  7. 7. Design Factors 1 • Focus on inter-changeability and processes to optimise assembly and disassembly – “assembly” & “disassembly” lines working together in factories – No need for entirely new models as changes can be introduced gradually across the field • Engineers can accurately determine the lifetime of particular parts – Cars can be assembled so that chance of failure across all car is consistent – Lowers risk/cost of performing repairs when 1 thing fail while the rest works fine ©Mauro Forcolin 2009 Page 7
  8. 8. Design Factors 2 • Particular cars/parts can be phased out prior to their failing – Once the statistical chance of failure is high enough, they can be removed from the fleet • Knowing extent of component use and in which environment are necessary to create an efficient system – Accurate and robust lifecycle of components must be maintained ©Mauro Forcolin 2009 Page 8

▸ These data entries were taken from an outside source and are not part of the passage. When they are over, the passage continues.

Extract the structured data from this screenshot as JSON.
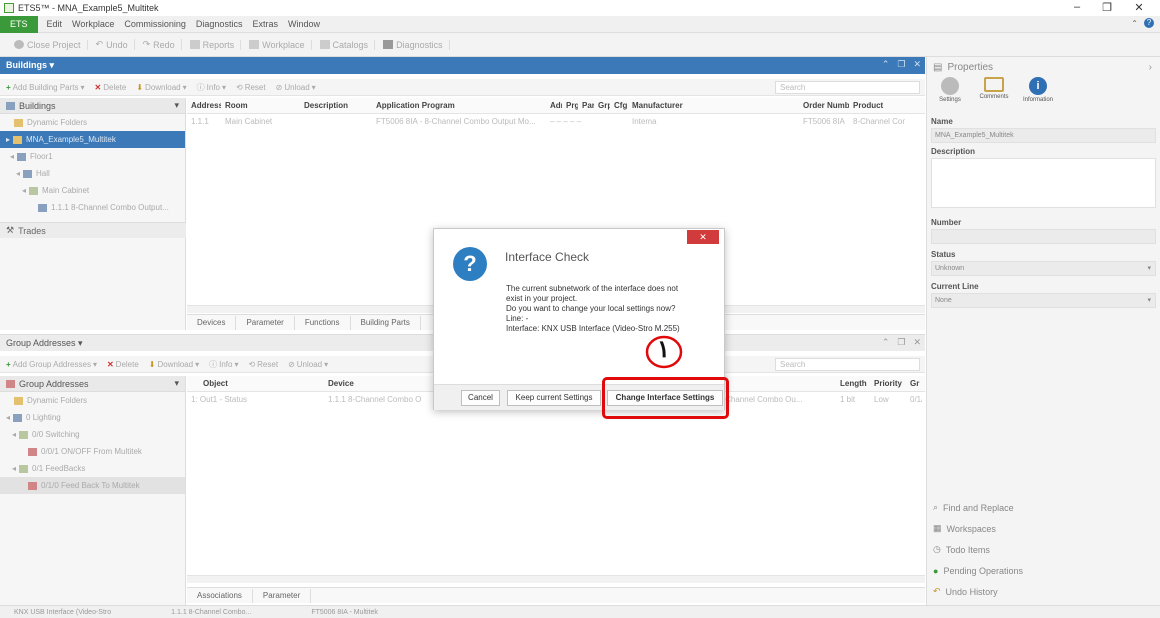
{
  "window": {
    "title": "ETS5™ - MNA_Example5_Multitek",
    "controls": [
      "–",
      "❐",
      "✕"
    ]
  },
  "menu": {
    "ets": "ETS",
    "items": [
      "Edit",
      "Workplace",
      "Commissioning",
      "Diagnostics",
      "Extras",
      "Window"
    ]
  },
  "toolbar": {
    "items": [
      "Close Project",
      "Undo",
      "Redo",
      "Reports",
      "Workplace",
      "Catalogs",
      "Diagnostics"
    ]
  },
  "buildings": {
    "header": "Buildings ▾",
    "actions": [
      "Add Building Parts",
      "Delete",
      "Download",
      "Info",
      "Reset",
      "Unload"
    ],
    "search_placeholder": "Search",
    "tree_header": "Buildings",
    "tree": [
      "Dynamic Folders",
      "MNA_Example5_Multitek",
      "Floor1",
      "Hall",
      "Main Cabinet",
      "1.1.1 8-Channel Combo Output..."
    ],
    "trades": "Trades",
    "columns": [
      "Address",
      "Room",
      "Description",
      "Application Program",
      "Adr",
      "Prg",
      "Par",
      "Grp",
      "Cfg",
      "Manufacturer",
      "Order Number",
      "Product"
    ],
    "row": {
      "address": "1.1.1",
      "room": "Main Cabinet",
      "description": "",
      "app": "FT5006 8IA - 8-Channel Combo Output Mo...",
      "flags": "–   –   –   –   –",
      "manufacturer": "Intema",
      "order": "FT5006 8IA",
      "product": "8-Channel Com"
    },
    "tabs": [
      "Devices",
      "Parameter",
      "Functions",
      "Building Parts"
    ]
  },
  "group_addresses": {
    "header": "Group Addresses ▾",
    "actions": [
      "Add Group Addresses",
      "Delete",
      "Download",
      "Info",
      "Reset",
      "Unload"
    ],
    "search_placeholder": "Search",
    "tree_header": "Group Addresses",
    "tree": [
      "Dynamic Folders",
      "0 Lighting",
      "0/0 Switching",
      "0/0/1 ON/OFF From Multitek",
      "0/1 FeedBacks",
      "0/1/0 Feed Back To Multitek"
    ],
    "columns": [
      "Object",
      "Device",
      "Length",
      "Priority",
      "Gr"
    ],
    "row": {
      "object": "1: Out1 - Status",
      "device": "1.1.1 8-Channel Combo O",
      "device_tail": "8-Channel Combo Ou...",
      "length": "1 bit",
      "priority": "Low",
      "gr": "0/1/"
    },
    "tabs": [
      "Associations",
      "Parameter"
    ]
  },
  "properties": {
    "title": "Properties",
    "tabs": [
      "Settings",
      "Comments",
      "Information"
    ],
    "name_label": "Name",
    "name_value": "MNA_Example5_Multitek",
    "description_label": "Description",
    "number_label": "Number",
    "status_label": "Status",
    "status_value": "Unknown",
    "current_line_label": "Current Line",
    "current_line_value": "None",
    "links": [
      "Find and Replace",
      "Workspaces",
      "Todo Items",
      "Pending Operations",
      "Undo History"
    ]
  },
  "status_bar": [
    "KNX USB Interface (Video-Stro",
    "1.1.1 8-Channel Combo...",
    "FT5006 8IA - Multitek"
  ],
  "dialog": {
    "close": "✕",
    "title": "Interface Check",
    "lines": [
      "The current subnetwork of the interface does not",
      "exist in your project.",
      "Do you want to change your local settings now?",
      "Line: -",
      "Interface: KNX USB Interface (Video-Stro    M.255)"
    ],
    "buttons": {
      "cancel": "Cancel",
      "keep": "Keep current Settings",
      "change": "Change Interface Settings"
    }
  },
  "annotation": {
    "number": "١",
    "color": "#e00a0a"
  }
}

  9. 9. Design Factors 3 • Make as few things as possible distinguishable between “new” & “used” – Interiors: as that is where users interact with the car & leave their personal marks – Exterior paint/colour schemes – especially for government orgs & companies • Keep “feels like new” sensation across all cars – Customers will not be attached to an “individual” car, so as long as key features seem new, the rest won’t matter ©Mauro Forcolin 2009 Page 9
  10. 10. Key Technology - RFID • RFID tags on each component allow it to be tracked and it’s history viewed – Can be used to recombine parts of equal age/wear – Keep track of parts needed vs. available in all cars in fleet – Determine if certain environments abuse cars by the level of damage over time • Customers can see the various configurations their car has been in before they had it – A source to build communities & sense of continuity – For a premium, customers can request specific configurations • Integration with services using same technology ©Mauro Forcolin 2009 Page 10

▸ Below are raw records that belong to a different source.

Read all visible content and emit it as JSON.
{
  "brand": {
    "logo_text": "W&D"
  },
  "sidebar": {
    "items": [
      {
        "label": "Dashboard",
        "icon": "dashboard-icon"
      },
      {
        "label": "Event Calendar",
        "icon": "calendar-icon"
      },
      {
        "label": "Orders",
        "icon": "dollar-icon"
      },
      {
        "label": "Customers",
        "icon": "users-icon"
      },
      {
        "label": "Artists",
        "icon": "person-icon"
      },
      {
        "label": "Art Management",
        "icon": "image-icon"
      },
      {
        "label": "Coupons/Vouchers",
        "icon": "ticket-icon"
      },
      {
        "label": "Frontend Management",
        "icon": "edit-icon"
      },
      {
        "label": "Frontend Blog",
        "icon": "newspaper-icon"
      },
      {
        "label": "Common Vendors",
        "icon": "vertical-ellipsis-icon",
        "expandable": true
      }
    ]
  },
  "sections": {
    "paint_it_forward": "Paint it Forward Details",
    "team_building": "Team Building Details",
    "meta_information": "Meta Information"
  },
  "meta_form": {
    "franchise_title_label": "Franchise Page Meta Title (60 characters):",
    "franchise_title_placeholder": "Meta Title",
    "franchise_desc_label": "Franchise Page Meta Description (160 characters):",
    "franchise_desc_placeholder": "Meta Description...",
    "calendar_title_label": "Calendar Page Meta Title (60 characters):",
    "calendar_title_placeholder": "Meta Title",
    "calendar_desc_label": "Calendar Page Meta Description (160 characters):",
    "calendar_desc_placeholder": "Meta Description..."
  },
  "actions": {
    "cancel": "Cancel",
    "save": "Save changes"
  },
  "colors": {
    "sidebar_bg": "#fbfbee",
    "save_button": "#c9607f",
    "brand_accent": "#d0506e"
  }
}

  11. 11. Process Evolution 1. All components are 1. Most components new come from fleet • Manufacturing becomes interconnected ©Mauro Forcolin 2009 Page 11
  12. 12. Key Markets • Local, State & Federal Governments – Have a requirement to reduce carbon footprint yet still need large number of vehicles – No interest in maintaining fleets themselves • Environmentally-conscious consumers – Interested in the service quality & renewability rather than ownership • Rental & car-share schemes – Can focus providing service rather than fleet maintenance ©Mauro Forcolin 2009 Page 12
  13. 13. Business Model • Subscription payments which change depending on extras – customisation: pay to keep exact interior or request a particular car part (i.e. engine that belonged to a celebrity) • Leverage RFID technology imbedded in cars – Buy services in bulk to resell to customers • Parking, road tolls/reserved lanes, theft tracking, car insurance, etc. – Collect & sell customer habits for targeted advertising & services • Benefits & subsidies by reduced CO2 fleet & using “green” manufacturing methods – Reduce number of “new” replacement parts that have to be made ©Mauro Forcolin 2009 Page 13
  14. 14. Branding • A car that is constantly re-invented from it’s previous existences – Symbolic of cyclical renewal & sustainability • Yet each incarnation can be special – Driven by a particular person or was part of a specific event can add value/desire – Removable “car bling” you can take with you • More than just a car; rich services provide for all those hassles associated to car driving – Focus is NOT on making having a car pleasurable, but on forgetting one has a car at all ©Mauro Forcolin 2009 Page 14
  15. 15. The End Or the beginning… if these ideas are put into practice